“The Crooked Frame,” the live television play, is a fascinating example of TV in its infancy.
Freely adapted from William P. McGivern’s novel of the same name, with many changes and compressions to fit the 30-minute time-slot of the CBS series Suspense, this 1952
episode drains almost all the mystery and – OK – suspense, out of the story.
So, what is so interesting about it?
First, the show was directed by 27-year-old Robert Mulligan, who labored for years in live television before directing movies. Ten years after doing “The Crooked Frame,” he directed Gregory Peck in “To Kill a Mockingbird.” Mulligan, here, seemed to have a cast of stage actors who did not quite grasp the concept of acting for the camera. The only exception was…
The second interesting thing about this show: Actor Richard Kiley. Kiley, who later won a Tony for Broadway's "Man of La Mancha," here, at age 30, had done a fair amount of TV work and a movie or two, and he plays the lead in a style far more suitable to…
The third interesting aspect of the show: The staging and camera work. Mulligan, like other directors of live television dramas in those days, kept his actors close to the camera. Sometimes his blocking is almost comically tight, clustering his players together into a sort of football huddle. Most likely, this was to keep the actors' faces visible on the small screens of early television sets. But Mulligan is also clever in his staging and in the freewheeling way he wheels his camera in and around and through the tiny sets.
All in all, a fascinating look at early television and a fairly harmless presentation. But be warned: If you have not read the book, this ancient video will spoil the plot. So, read McGivern’s novel first.

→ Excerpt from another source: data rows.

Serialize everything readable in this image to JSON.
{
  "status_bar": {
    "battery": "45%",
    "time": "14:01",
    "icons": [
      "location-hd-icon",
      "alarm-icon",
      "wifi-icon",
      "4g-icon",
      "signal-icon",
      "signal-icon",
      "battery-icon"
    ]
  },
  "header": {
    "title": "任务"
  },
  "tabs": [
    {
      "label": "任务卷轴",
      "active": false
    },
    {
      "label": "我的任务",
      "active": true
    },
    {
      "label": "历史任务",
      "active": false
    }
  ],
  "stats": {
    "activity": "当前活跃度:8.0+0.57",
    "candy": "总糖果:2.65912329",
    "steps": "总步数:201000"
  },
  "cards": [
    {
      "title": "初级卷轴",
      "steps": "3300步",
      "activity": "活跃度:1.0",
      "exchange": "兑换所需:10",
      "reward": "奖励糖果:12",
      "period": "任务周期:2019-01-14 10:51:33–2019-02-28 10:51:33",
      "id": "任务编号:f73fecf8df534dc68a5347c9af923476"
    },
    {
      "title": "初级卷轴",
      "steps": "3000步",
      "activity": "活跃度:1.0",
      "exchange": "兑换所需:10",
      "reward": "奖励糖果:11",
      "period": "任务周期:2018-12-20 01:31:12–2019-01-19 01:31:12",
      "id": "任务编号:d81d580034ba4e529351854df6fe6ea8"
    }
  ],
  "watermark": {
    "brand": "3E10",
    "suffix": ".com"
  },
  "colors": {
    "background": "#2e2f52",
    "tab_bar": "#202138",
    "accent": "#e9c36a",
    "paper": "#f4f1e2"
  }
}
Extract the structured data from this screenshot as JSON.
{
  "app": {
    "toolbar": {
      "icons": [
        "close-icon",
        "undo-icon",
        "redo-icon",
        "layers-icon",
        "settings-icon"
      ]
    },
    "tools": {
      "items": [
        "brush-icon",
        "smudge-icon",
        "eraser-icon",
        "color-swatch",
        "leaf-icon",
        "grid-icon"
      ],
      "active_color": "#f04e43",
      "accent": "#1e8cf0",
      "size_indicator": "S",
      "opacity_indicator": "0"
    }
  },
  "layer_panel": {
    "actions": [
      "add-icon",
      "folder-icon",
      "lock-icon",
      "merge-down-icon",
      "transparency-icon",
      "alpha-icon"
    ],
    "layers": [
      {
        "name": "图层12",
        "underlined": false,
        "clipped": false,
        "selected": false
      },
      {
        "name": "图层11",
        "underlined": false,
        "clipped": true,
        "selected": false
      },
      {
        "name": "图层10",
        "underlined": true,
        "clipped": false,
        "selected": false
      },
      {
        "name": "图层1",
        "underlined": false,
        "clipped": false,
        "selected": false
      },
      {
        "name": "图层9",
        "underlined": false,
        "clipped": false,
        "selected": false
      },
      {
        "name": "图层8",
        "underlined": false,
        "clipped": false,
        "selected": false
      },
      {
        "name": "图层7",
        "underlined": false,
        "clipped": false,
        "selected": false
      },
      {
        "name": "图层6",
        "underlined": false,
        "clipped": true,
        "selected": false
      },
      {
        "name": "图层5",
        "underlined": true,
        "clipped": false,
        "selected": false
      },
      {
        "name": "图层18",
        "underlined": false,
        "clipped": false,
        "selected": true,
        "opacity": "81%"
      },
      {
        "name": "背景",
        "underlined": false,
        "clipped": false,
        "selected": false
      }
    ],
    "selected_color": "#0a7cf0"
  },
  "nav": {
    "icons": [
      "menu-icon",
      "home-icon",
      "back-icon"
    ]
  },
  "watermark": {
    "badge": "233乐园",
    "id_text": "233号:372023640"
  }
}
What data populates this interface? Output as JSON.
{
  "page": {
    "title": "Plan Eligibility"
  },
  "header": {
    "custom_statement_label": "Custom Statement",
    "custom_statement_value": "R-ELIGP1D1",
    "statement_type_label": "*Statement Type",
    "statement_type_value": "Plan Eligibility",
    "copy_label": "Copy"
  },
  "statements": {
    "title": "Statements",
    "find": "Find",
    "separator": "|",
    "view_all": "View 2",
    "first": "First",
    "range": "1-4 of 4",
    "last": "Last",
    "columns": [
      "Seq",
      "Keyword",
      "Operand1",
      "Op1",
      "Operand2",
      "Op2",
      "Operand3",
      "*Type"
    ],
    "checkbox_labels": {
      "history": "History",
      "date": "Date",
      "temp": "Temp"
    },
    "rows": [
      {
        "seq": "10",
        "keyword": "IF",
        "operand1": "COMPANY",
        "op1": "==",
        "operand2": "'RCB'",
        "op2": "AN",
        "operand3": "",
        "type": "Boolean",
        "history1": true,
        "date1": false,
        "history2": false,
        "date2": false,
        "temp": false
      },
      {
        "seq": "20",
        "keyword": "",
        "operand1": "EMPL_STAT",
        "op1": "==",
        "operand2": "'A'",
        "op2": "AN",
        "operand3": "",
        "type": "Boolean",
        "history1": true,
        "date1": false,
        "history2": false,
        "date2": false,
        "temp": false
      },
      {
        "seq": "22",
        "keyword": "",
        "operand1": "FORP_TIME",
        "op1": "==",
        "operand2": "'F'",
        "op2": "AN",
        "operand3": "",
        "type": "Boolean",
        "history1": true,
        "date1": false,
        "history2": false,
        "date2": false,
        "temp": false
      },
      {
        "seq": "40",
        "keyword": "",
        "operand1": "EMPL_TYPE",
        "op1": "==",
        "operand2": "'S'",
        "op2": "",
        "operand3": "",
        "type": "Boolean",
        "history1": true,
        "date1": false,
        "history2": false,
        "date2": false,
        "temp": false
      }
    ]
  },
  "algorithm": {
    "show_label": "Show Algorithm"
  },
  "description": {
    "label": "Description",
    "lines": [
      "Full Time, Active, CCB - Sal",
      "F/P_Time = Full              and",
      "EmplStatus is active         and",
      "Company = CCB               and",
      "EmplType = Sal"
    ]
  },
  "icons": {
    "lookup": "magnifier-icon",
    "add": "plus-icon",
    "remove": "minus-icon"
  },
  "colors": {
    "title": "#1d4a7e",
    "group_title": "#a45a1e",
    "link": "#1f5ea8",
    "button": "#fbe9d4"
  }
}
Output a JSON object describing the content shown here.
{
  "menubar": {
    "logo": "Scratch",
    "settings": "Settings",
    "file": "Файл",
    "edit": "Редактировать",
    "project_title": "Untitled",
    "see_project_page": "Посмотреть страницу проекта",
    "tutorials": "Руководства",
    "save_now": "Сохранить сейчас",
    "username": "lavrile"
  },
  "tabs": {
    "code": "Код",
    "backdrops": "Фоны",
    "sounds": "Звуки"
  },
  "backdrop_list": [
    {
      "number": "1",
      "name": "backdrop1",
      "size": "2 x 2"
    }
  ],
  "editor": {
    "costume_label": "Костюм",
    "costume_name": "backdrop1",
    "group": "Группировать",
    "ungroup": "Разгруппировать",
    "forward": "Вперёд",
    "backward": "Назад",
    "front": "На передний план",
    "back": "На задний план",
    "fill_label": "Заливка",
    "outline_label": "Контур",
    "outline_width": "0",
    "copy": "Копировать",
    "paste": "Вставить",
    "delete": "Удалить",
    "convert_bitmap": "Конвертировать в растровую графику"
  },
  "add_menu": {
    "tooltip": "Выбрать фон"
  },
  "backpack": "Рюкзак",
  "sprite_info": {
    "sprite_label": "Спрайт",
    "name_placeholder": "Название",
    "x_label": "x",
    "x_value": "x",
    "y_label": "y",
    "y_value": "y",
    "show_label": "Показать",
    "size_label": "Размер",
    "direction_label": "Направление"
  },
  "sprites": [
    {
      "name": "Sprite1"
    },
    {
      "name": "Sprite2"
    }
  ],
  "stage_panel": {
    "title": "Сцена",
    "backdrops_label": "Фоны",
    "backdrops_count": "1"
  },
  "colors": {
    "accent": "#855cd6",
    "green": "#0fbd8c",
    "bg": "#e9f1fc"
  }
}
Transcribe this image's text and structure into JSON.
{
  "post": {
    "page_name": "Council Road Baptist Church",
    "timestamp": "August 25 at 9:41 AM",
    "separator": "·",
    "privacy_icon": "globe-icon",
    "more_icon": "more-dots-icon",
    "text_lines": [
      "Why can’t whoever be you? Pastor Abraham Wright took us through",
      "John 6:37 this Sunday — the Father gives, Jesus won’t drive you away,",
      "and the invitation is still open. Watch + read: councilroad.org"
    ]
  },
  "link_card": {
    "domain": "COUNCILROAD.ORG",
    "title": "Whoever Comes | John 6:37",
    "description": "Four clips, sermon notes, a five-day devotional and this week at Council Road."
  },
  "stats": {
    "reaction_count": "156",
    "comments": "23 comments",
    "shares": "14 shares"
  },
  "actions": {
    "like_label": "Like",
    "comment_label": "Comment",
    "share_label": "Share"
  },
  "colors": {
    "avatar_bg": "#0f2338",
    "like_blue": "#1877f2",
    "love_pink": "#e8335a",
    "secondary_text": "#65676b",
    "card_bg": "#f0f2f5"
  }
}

(A companion piece to this post, about McGivern’s book, is on this blog and at Friday’s Forgotten Books, Patti Abbott’s weekly feature, hosted last week by Todd Mason.)